Your instructions - Nothing is to be altered. Print each record in full.

Entries from a dataset of interfaces
^^^^^^^^^^^^^^^^

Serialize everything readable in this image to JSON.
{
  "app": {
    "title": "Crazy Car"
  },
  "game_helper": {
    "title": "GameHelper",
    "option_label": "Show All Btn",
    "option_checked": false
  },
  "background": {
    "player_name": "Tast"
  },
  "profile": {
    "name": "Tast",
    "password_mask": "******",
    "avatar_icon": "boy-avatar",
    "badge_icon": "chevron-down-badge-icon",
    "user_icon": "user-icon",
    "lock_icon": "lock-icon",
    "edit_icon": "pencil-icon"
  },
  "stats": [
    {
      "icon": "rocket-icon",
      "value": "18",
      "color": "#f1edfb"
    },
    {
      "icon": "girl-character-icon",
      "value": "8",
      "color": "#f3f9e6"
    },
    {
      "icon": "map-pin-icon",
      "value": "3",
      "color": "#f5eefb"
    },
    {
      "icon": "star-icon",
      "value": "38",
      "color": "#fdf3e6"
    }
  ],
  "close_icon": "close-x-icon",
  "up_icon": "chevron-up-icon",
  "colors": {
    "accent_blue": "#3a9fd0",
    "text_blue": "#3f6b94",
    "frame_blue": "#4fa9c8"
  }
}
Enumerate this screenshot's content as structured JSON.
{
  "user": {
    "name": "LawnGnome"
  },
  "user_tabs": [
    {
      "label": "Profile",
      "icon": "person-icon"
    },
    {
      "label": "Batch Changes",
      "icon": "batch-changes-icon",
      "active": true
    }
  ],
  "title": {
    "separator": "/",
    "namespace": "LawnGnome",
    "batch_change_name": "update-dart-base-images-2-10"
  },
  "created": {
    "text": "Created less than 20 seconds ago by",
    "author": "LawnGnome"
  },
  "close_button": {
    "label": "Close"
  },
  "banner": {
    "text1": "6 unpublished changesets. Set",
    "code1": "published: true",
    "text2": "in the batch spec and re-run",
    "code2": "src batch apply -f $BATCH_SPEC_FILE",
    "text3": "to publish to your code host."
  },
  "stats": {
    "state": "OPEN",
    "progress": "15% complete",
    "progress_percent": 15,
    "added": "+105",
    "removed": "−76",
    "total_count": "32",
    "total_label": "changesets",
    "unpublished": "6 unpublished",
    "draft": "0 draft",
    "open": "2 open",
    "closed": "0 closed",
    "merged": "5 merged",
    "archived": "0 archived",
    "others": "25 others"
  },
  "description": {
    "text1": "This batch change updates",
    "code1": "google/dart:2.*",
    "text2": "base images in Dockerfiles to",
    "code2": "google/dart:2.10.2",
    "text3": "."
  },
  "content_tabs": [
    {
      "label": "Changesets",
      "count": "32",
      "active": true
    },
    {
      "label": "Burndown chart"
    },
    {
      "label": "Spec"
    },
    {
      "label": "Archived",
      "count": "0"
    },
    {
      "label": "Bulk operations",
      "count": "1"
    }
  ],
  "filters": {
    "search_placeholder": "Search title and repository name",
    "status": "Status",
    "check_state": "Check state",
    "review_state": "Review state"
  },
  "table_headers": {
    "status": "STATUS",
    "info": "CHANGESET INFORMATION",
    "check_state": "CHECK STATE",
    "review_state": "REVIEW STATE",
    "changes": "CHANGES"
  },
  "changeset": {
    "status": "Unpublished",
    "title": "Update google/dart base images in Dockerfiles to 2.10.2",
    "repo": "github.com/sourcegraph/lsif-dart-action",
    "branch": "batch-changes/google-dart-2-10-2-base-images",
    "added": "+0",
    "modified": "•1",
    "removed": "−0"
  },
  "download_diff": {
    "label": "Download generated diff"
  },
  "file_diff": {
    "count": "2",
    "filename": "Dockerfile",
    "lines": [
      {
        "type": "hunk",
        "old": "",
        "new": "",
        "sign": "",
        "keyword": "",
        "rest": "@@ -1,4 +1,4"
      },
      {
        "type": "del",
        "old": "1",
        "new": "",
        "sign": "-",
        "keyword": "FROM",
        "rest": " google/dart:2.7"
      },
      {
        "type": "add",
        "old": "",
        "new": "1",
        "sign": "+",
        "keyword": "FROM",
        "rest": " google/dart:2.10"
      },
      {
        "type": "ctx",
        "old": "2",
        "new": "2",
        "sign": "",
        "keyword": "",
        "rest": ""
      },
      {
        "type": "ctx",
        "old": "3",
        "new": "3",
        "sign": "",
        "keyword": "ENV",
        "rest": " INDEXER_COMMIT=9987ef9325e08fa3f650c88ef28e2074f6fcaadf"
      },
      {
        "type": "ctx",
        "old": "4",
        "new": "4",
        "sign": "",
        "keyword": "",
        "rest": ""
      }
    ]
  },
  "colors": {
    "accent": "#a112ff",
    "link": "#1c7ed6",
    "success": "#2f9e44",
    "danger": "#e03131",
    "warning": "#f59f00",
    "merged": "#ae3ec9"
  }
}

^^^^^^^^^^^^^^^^

Reply -
Serialize everything readable in this image to JSON.
{
  "app": {
    "title": "Crazy Car"
  },
  "game_helper": {
    "title": "GameHelper",
    "option_label": "Show All Btn",
    "option_checked": false
  },
  "background": {
    "player_name": "Tast"
  },
  "profile": {
    "name": "Tast",
    "password_mask": "******",
    "avatar_icon": "boy-avatar",
    "badge_icon": "chevron-down-badge-icon",
    "user_icon": "user-icon",
    "lock_icon": "lock-icon",
    "edit_icon": "pencil-icon"
  },
  "stats": [
    {
      "icon": "rocket-icon",
      "value": "18",
      "color": "#f1edfb"
    },
    {
      "icon": "girl-character-icon",
      "value": "8",
      "color": "#f3f9e6"
    },
    {
      "icon": "map-pin-icon",
      "value": "3",
      "color": "#f5eefb"
    },
    {
      "icon": "star-icon",
      "value": "38",
      "color": "#fdf3e6"
    }
  ],
  "close_icon": "close-x-icon",
  "up_icon": "chevron-up-icon",
  "colors": {
    "accent_blue": "#3a9fd0",
    "text_blue": "#3f6b94",
    "frame_blue": "#4fa9c8"
  }
}
Enumerate this screenshot's content as structured JSON.
{
  "user": {
    "name": "LawnGnome"
  },
  "user_tabs": [
    {
      "label": "Profile",
      "icon": "person-icon"
    },
    {
      "label": "Batch Changes",
      "icon": "batch-changes-icon",
      "active": true
    }
  ],
  "title": {
    "separator": "/",
    "namespace": "LawnGnome",
    "batch_change_name": "update-dart-base-images-2-10"
  },
  "created": {
    "text": "Created less than 20 seconds ago by",
    "author": "LawnGnome"
  },
  "close_button": {
    "label": "Close"
  },
  "banner": {
    "text1": "6 unpublished changesets. Set",
    "code1": "published: true",
    "text2": "in the batch spec and re-run",
    "code2": "src batch apply -f $BATCH_SPEC_FILE",
    "text3": "to publish to your code host."
  },
  "stats": {
    "state": "OPEN",
    "progress": "15% complete",
    "progress_percent": 15,
    "added": "+105",
    "removed": "−76",
    "total_count": "32",
    "total_label": "changesets",
    "unpublished": "6 unpublished",
    "draft": "0 draft",
    "open": "2 open",
    "closed": "0 closed",
    "merged": "5 merged",
    "archived": "0 archived",
    "others": "25 others"
  },
  "description": {
    "text1": "This batch change updates",
    "code1": "google/dart:2.*",
    "text2": "base images in Dockerfiles to",
    "code2": "google/dart:2.10.2",
    "text3": "."
  },
  "content_tabs": [
    {
      "label": "Changesets",
      "count": "32",
      "active": true
    },
    {
      "label": "Burndown chart"
    },
    {
      "label": "Spec"
    },
    {
      "label": "Archived",
      "count": "0"
    },
    {
      "label": "Bulk operations",
      "count": "1"
    }
  ],
  "filters": {
    "search_placeholder": "Search title and repository name",
    "status": "Status",
    "check_state": "Check state",
    "review_state": "Review state"
  },
  "table_headers": {
    "status": "STATUS",
    "info": "CHANGESET INFORMATION",
    "check_state": "CHECK STATE",
    "review_state": "REVIEW STATE",
    "changes": "CHANGES"
  },
  "changeset": {
    "status": "Unpublished",
    "title": "Update google/dart base images in Dockerfiles to 2.10.2",
    "repo": "github.com/sourcegraph/lsif-dart-action",
    "branch": "batch-changes/google-dart-2-10-2-base-images",
    "added": "+0",
    "modified": "•1",
    "removed": "−0"
  },
  "download_diff": {
    "label": "Download generated diff"
  },
  "file_diff": {
    "count": "2",
    "filename": "Dockerfile",
    "lines": [
      {
        "type": "hunk",
        "old": "",
        "new": "",
        "sign": "",
        "keyword": "",
        "rest": "@@ -1,4 +1,4"
      },
      {
        "type": "del",
        "old": "1",
        "new": "",
        "sign": "-",
        "keyword": "FROM",
        "rest": " google/dart:2.7"
      },
      {
        "type": "add",
        "old": "",
        "new": "1",
        "sign": "+",
        "keyword": "FROM",
        "rest": " google/dart:2.10"
      },
      {
        "type": "ctx",
        "old": "2",
        "new": "2",
        "sign": "",
        "keyword": "",
        "rest": ""
      },
      {
        "type": "ctx",
        "old": "3",
        "new": "3",
        "sign": "",
        "keyword": "ENV",
        "rest": " INDEXER_COMMIT=9987ef9325e08fa3f650c88ef28e2074f6fcaadf"
      },
      {
        "type": "ctx",
        "old": "4",
        "new": "4",
        "sign": "",
        "keyword": "",
        "rest": ""
      }
    ]
  },
  "colors": {
    "accent": "#a112ff",
    "link": "#1c7ed6",
    "success": "#2f9e44",
    "danger": "#e03131",
    "warning": "#f59f00",
    "merged": "#ae3ec9"
  }
}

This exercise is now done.